(DESCRIPTION OF THE TASK): Pull each line containing "title" out of the data and copy it.

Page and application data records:

::::::

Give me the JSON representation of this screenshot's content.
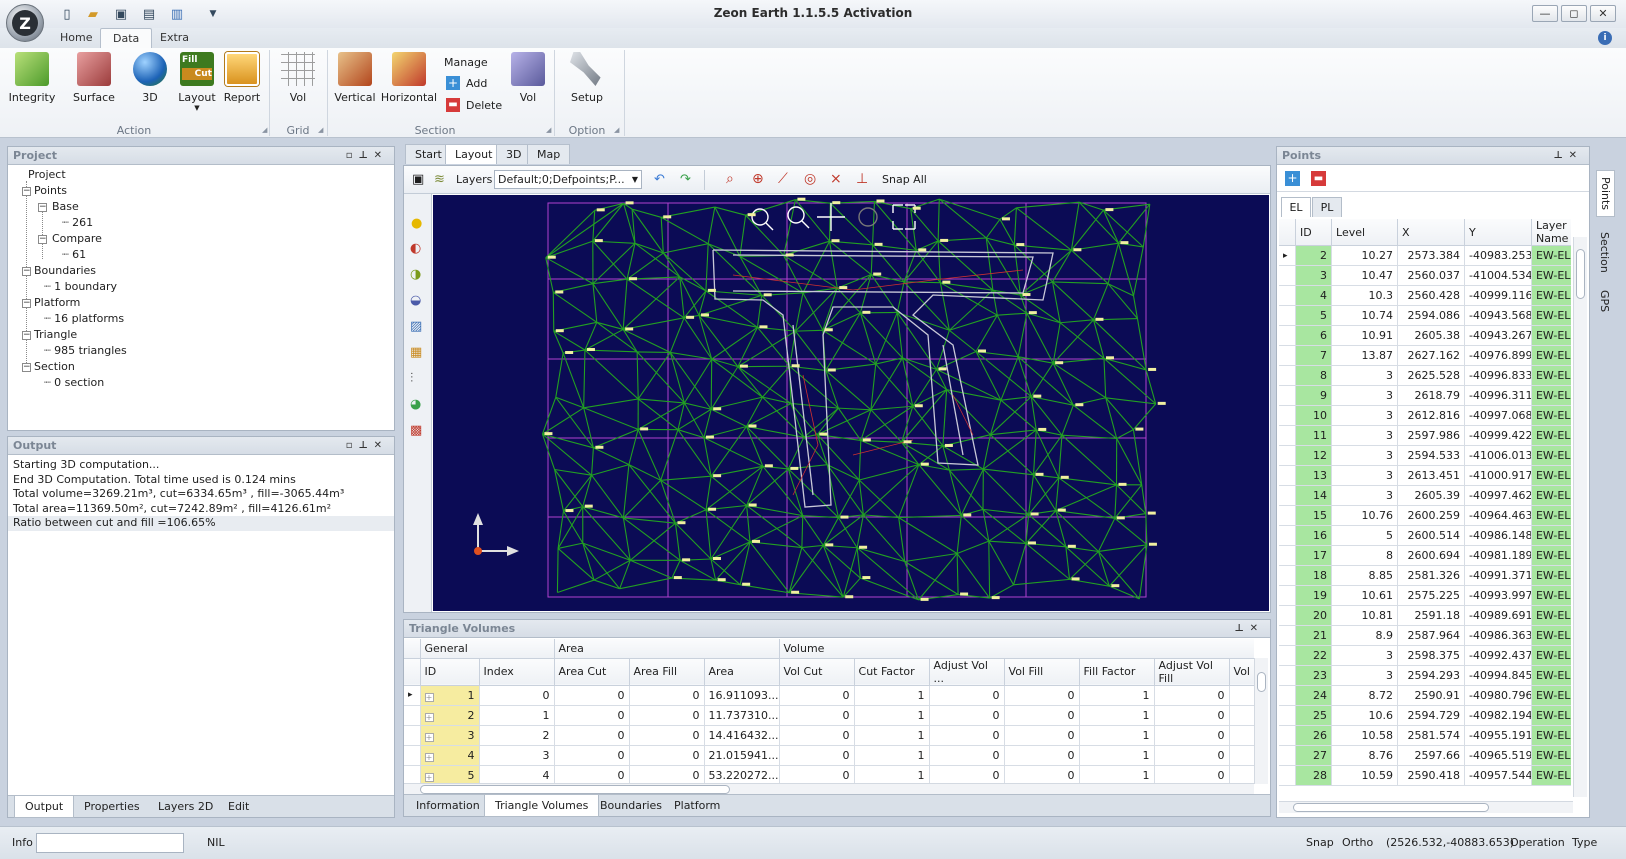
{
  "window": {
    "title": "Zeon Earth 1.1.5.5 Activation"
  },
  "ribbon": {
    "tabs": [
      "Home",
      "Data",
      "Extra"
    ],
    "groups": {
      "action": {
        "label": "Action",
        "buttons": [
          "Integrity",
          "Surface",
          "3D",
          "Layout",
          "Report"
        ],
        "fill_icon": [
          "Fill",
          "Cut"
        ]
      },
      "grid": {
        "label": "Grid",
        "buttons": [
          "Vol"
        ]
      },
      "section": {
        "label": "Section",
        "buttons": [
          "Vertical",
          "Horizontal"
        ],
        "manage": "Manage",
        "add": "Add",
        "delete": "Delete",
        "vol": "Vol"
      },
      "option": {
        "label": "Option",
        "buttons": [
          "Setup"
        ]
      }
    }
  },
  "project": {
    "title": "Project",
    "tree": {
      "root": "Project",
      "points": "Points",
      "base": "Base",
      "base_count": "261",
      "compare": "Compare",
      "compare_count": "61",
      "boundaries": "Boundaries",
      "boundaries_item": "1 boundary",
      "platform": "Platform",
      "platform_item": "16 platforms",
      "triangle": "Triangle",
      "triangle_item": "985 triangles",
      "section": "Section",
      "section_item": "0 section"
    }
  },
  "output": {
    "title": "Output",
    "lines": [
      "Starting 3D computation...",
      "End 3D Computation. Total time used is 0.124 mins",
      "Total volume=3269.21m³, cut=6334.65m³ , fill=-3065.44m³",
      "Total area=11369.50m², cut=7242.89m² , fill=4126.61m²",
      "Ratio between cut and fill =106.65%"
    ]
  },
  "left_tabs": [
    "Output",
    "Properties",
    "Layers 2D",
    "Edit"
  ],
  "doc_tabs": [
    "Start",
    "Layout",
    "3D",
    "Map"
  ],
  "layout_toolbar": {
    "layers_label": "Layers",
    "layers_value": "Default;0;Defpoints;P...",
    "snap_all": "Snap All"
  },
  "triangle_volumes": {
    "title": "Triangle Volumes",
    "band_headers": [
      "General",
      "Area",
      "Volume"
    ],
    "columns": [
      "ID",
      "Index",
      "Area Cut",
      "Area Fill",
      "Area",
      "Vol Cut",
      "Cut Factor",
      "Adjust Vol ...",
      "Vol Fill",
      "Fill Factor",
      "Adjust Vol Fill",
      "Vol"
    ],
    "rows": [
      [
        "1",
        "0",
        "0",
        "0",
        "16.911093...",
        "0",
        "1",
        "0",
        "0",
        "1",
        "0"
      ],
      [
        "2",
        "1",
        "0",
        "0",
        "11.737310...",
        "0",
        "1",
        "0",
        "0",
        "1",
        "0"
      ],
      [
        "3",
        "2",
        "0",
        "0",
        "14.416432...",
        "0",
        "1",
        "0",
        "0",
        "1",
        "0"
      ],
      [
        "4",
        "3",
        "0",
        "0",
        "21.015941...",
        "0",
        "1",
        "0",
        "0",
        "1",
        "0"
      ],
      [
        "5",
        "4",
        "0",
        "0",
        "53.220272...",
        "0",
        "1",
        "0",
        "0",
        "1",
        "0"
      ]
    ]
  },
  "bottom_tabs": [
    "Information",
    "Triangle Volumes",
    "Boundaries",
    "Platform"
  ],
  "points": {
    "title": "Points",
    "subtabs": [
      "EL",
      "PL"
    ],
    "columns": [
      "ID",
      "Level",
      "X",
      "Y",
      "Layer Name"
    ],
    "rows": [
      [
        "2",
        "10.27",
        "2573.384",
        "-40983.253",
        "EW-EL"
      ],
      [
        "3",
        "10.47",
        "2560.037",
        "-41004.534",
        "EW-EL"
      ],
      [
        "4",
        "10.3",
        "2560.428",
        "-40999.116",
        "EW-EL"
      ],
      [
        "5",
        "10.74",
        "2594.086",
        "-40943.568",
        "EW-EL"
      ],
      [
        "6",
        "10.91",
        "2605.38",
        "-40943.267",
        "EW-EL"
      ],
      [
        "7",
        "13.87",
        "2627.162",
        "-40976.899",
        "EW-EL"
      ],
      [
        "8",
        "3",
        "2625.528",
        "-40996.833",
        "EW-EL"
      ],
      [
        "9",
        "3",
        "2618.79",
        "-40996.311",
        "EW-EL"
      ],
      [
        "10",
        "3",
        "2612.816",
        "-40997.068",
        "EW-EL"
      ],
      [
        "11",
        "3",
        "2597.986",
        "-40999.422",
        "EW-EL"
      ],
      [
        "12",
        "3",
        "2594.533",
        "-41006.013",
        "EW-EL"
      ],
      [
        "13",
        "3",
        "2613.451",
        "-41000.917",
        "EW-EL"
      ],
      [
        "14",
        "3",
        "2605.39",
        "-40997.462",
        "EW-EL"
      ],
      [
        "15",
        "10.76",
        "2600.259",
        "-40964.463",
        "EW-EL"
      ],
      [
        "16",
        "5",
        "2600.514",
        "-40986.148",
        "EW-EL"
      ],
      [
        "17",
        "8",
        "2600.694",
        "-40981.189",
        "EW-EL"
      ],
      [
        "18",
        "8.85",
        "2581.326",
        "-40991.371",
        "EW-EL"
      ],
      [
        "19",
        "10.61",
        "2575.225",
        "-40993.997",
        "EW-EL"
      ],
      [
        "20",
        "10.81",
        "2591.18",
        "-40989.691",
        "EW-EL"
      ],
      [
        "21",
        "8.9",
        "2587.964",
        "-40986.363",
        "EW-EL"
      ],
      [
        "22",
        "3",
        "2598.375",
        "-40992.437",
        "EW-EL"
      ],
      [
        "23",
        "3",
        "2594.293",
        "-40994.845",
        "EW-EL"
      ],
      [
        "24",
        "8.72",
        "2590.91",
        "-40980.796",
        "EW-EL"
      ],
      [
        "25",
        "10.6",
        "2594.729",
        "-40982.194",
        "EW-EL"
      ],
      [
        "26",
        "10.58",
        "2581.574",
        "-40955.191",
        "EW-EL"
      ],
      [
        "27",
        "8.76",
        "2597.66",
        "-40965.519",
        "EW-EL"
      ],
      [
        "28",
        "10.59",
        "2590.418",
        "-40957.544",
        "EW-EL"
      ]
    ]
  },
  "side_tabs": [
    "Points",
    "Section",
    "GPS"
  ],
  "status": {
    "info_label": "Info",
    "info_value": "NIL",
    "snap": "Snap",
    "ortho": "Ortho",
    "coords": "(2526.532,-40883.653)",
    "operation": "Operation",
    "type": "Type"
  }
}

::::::

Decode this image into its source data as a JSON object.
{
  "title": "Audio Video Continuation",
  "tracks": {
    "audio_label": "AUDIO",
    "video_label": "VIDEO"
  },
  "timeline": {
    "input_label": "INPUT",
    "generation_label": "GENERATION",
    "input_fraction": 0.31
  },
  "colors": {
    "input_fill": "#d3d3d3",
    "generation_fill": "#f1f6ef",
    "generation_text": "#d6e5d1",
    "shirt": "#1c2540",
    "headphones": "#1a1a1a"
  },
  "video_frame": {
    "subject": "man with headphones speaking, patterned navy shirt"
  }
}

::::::

(SOLUTION TO THE EXERCISE):
    "title": "Zeon Earth 1.1.5.5 Activation"
    "title": "Project",
    "title": "Output",
    "title": "Triangle Volumes",
    "title": "Points",
  "title": "Audio Video Continuation",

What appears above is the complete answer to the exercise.